Cobh, Co. Cork
Cobh (Irish: An Cóbh, pronounced "cove"; derived from English the cove) is a pleasant seaport in County Cork. The locality, which had had several different Irish-language names, was first referred to as Cove ("the Cove of Cork") in 1750. It was renamed Queenstown in 1849 to commemorate a visit by Queen Victoria and so remained until the name Cobh (closer to the Irish spelling) was restored in 1922 with the foundation of the Irish Free State.

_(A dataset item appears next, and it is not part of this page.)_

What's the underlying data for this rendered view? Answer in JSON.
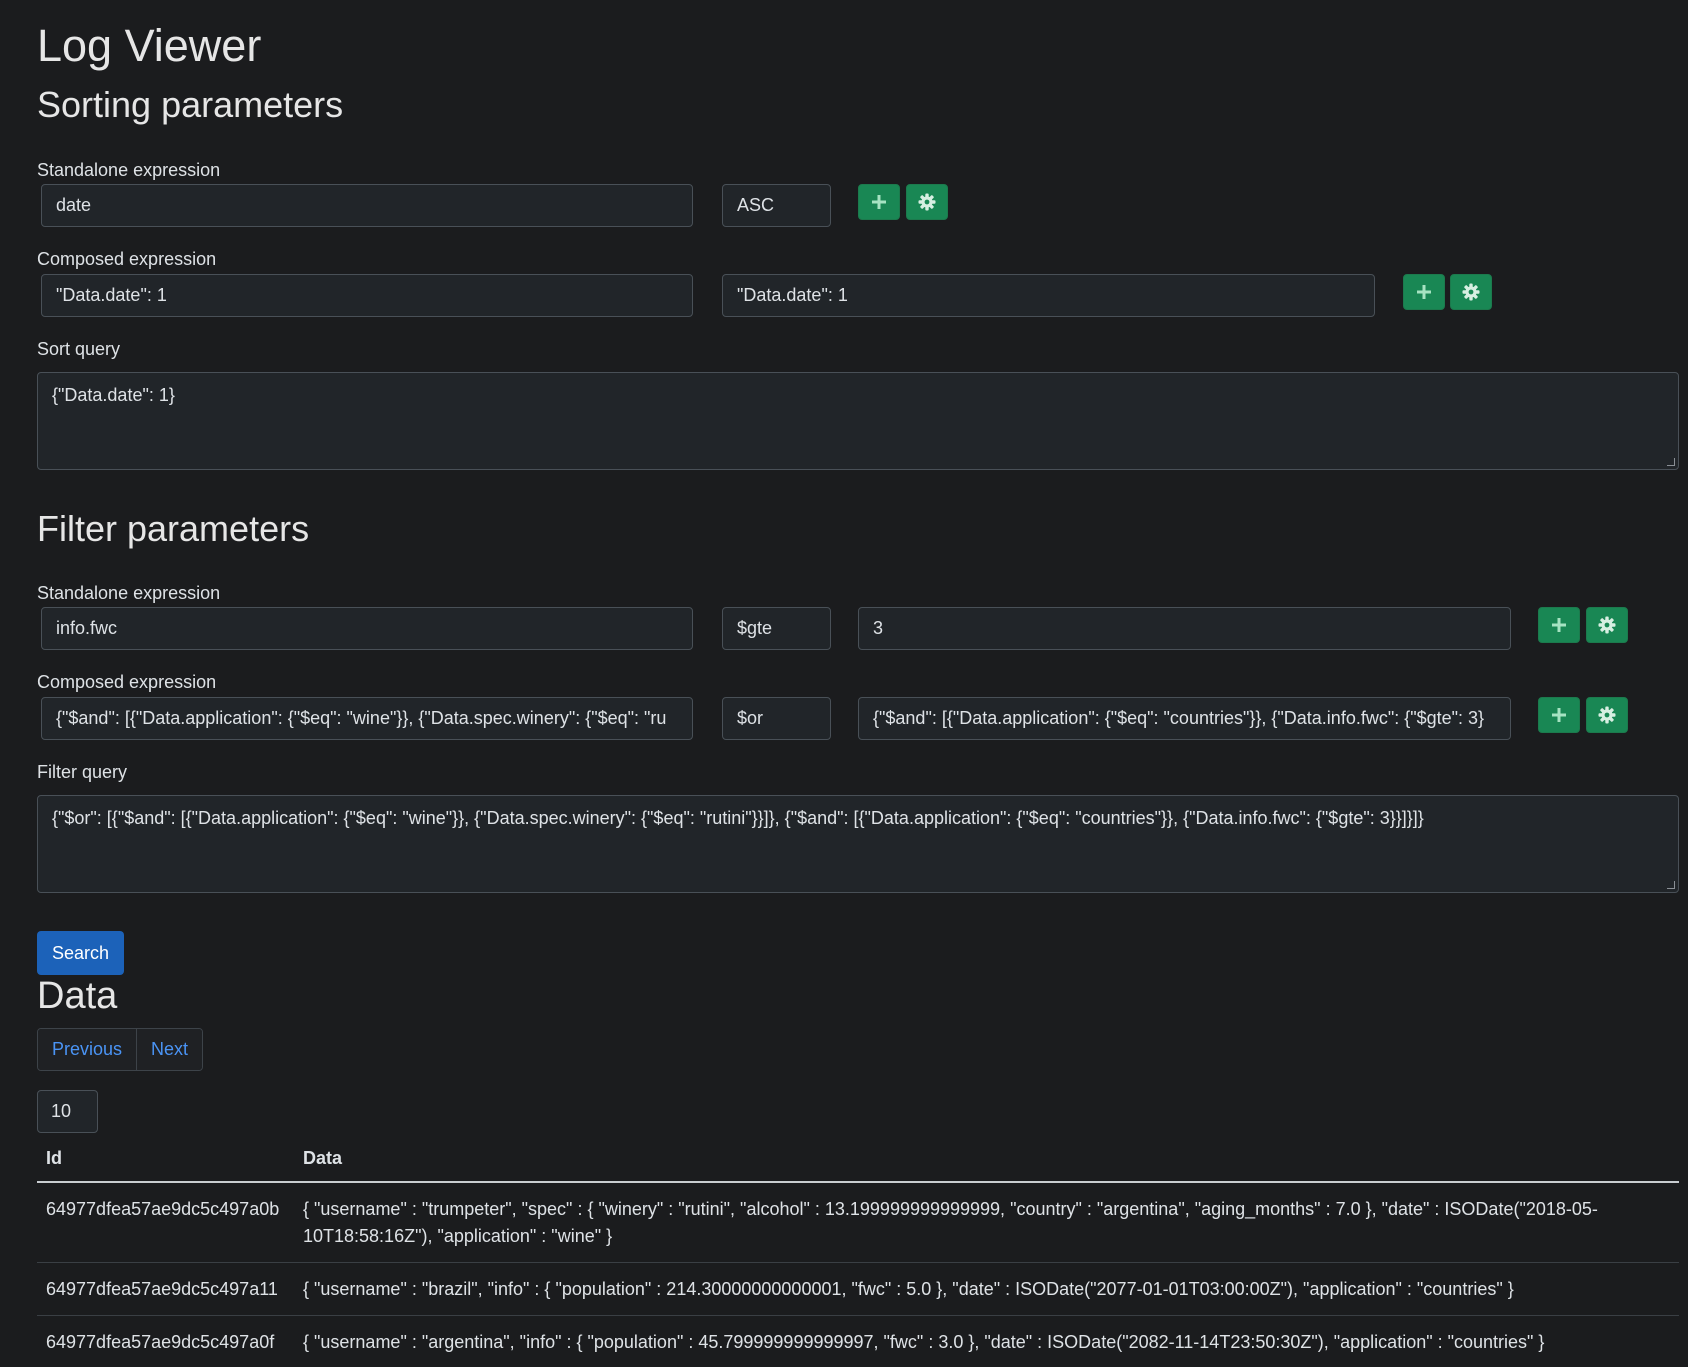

Cobh is located on the south shore of the Great Island in Cork Harbour, (reputed to be the second largest natural harbour in the world), on slopes overlooking the harbour. On its highest point stands the Cobh Cathedral, St. Colman's, seat of the diocese of Cloyne.

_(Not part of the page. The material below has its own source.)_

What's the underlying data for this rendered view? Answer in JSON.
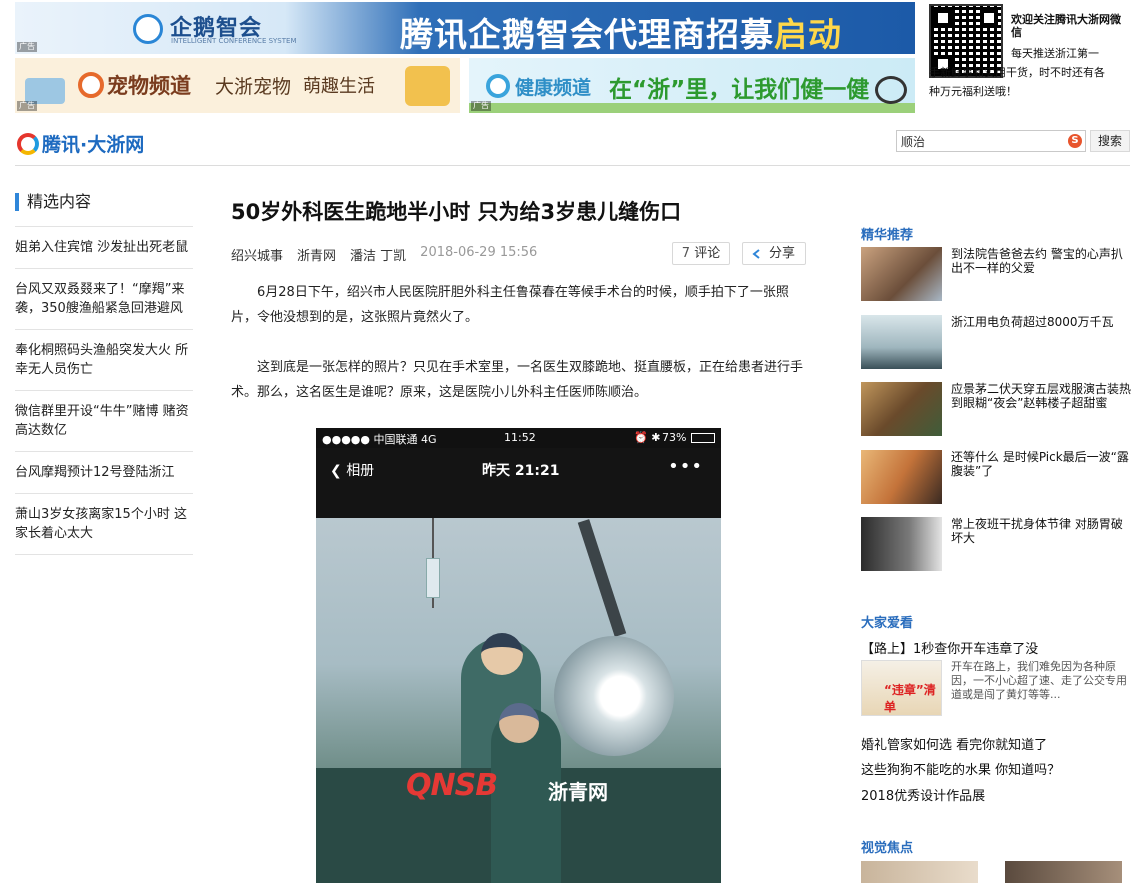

It was from Cobh that hundreds of thousands of mostly hungry and penniless Irish men and women left to build a new life in the US, especially in the Famine years of 1844-48. Many thrived and prospered, but many died on the journey in the terrible travelling conditions of the time.
There is also a memorial to the Lusitania in Cobh - the sinking of which in 1915 brought the US into World War 1. Cobh was also the last port of call for the ill fated Titanic.